569
Location
Augusta, KS
USDA Zone
6b
Very good replies,all.
I was actually thinking at at tangent to what most of your answers were.
My personal experience in trying to get started was a lack of local material, starters and pre-bonsai. Limited accessibility to materials. No training. Books were vague and contradictory. No training available. (Note that the first time I tried to start into bonsai was 30 years ago, think usergroup and dial-up forums instead of The Interweb.) When I tried again the web was there, but my ignorance made it dangerous and there was still no local sources that I could find.
Yes, all of your answers address to the success of a newbie. I'm trying to figure out how to empower people to even try. And no, the internet has not solved all of the issues I had.
 

PaulH

Omono
Messages
1,567
Reaction score
2,823
Location
Rescue, CA
- Not seeking out a club, mentor, or qualified instructor
- watching the many charlatans on youtube. The good ones can be counted on one hand.
- buying box store plants with no bonsai potential.
- not educating oneself in horticulture and plant biology, soil science.
-buying mallsai or from that guy in a van on the side of the road.
- trying bonsai techniques (e.g. wiring) before understanding the purpose and proper method.

I well remember the thrill of my first bonsai as well as the frustration when I killed it. Find a successful mentor to help you get your first tree,
 

Lorax7

Chumono
Messages
782
Reaction score
998
Location
Michigan
USDA Zone
5b
Too few trees. Bonsai is a hobby. A hobby should occupy enough of your free time to bring enjoyment. There are inherent horticultural limits to how much work can be done to a tree while maintaining health. Ergo, one should have enough trees that the amount of leisure time one wishes to spend on the hobby is occupied without exceeding those horticultural limits. Having too few trees is a source of temptation and the root of impatience. Of course, it is also possible to have too many trees, but that is rarely a problem encountered by beginners.

Another issue that sometimes accompanies the “too few trees” problem is the reluctance to work on one’s trees. Confidence comes from practice and you have to have enough trees to get a reasonable amount of practice to get your skills to a level where you can work the tree without being afraid of making an irrevocable mistake that will kill the tree or make it permanently ugly. This is especially an issue if someone has just one, fairly expensive tree. If your only tree is a really nice tree that was expensive and you’re afraid to do anything to it but water and fertilize, your skills cannot advance. You need to have some cheap nursery stock that you can make mistakes on without it being a horrible tragedy if one of them should die by your (inexperienced) hand.
 

MSU JBoots

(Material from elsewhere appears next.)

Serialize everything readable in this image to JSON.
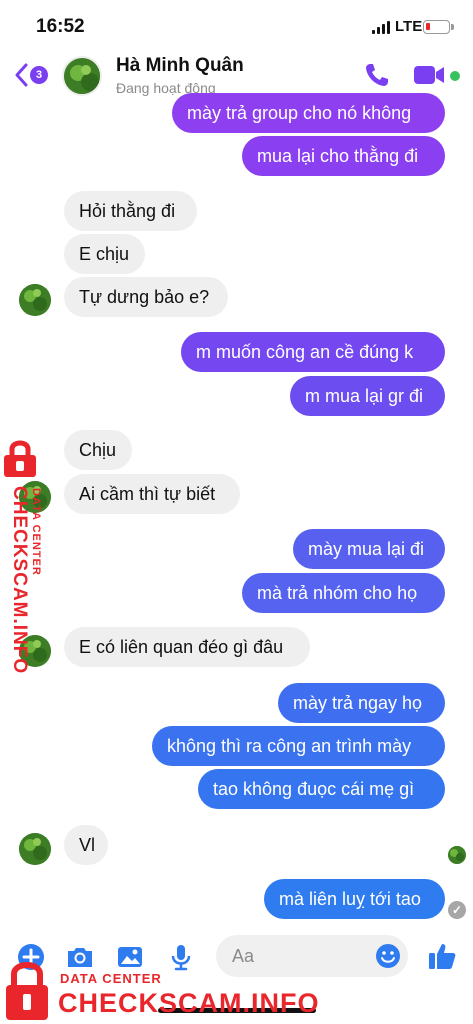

Mame
Messages
145
Reaction score
101
Location
Grand Rapids Michigan
USDA Zone
6a
I’ll let you know some more after this upcoming growing season. I had a juniper mallsai for 3 years on my kitchen table I did nothing but water. This last fall I decided it needed to be repotted into an actual bonsai pot. That led me to finally educate myself. Well that tree is dead but I have 5 in it’s place. Since I can’t join the local club currently and have no real mentor I joined Mirai live and this forum. My knowledge is still quite limited in the grand scheme but vast in contrast to 6 months ago. I feel I am well prepared to start the basics this year of repotting, pruning, and wiring. Moving forward I think patience will be my biggest hurdle. I plan to buy about 6 more trees in the coming year so I can practice various aspects of the practice. All of them will likely be cheap nursery stock that will never be a great bonsai but from what I’ve read here I will likely kill a number of them. I would love to find one decent pre bonsai that is ready to start more of a refinement process as everything else will be very much developmental. I think my other struggle will be to slow down and not try to much at once. I would love to air layer some things or create cuttings this year but know I should likely wait another year to do so.
 

kale

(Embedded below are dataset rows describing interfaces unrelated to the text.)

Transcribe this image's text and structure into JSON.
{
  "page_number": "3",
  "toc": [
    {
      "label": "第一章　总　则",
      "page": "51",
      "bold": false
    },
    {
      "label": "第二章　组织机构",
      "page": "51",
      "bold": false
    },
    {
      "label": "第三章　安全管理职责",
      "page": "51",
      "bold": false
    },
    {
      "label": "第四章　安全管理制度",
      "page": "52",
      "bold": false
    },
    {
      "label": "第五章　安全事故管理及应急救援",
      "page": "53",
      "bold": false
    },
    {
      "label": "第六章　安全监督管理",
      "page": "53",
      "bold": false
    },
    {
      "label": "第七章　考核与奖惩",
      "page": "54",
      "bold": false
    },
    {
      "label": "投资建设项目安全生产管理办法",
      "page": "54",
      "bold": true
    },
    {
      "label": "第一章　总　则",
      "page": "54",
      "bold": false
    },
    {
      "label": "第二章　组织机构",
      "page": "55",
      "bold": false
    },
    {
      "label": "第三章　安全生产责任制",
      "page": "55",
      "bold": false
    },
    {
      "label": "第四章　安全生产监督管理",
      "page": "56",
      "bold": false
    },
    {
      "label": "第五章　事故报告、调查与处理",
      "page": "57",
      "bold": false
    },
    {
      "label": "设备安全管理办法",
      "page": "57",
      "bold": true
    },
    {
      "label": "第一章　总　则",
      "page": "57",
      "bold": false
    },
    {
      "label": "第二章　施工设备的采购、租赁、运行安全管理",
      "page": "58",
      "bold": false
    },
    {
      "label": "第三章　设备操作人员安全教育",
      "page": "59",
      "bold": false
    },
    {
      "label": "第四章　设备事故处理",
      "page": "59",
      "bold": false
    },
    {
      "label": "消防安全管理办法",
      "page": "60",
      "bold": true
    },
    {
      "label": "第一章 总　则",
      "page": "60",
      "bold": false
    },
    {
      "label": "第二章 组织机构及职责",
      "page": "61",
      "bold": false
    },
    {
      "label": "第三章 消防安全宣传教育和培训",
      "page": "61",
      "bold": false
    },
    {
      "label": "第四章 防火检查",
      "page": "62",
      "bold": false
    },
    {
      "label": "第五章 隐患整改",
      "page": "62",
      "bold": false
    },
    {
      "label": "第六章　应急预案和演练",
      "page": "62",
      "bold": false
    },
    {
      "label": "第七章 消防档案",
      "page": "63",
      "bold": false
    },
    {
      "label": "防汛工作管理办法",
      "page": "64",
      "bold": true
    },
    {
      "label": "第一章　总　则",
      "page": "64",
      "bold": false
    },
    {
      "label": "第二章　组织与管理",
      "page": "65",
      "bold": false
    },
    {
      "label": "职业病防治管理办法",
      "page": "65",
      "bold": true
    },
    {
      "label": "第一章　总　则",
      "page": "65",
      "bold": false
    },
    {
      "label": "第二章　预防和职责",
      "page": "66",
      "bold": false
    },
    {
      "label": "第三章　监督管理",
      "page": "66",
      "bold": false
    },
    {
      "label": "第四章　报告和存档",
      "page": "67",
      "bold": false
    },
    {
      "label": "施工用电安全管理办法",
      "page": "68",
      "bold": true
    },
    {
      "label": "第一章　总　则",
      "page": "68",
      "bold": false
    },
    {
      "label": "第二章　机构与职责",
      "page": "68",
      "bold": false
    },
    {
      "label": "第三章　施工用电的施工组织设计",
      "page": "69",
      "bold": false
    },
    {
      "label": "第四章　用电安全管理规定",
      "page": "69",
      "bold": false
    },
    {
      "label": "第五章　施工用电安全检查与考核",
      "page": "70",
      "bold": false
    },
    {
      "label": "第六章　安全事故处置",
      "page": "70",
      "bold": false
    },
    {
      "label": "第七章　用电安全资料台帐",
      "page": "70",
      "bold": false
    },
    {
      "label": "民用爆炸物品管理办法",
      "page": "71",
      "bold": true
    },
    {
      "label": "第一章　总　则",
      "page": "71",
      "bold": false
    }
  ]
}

Mame
Messages
229
Reaction score
311
Location
Colorado, USA
USDA Zone
5b
Not watering multiple times a day in summer killed a few of my first trees.
 

Similar threads

Top Bottom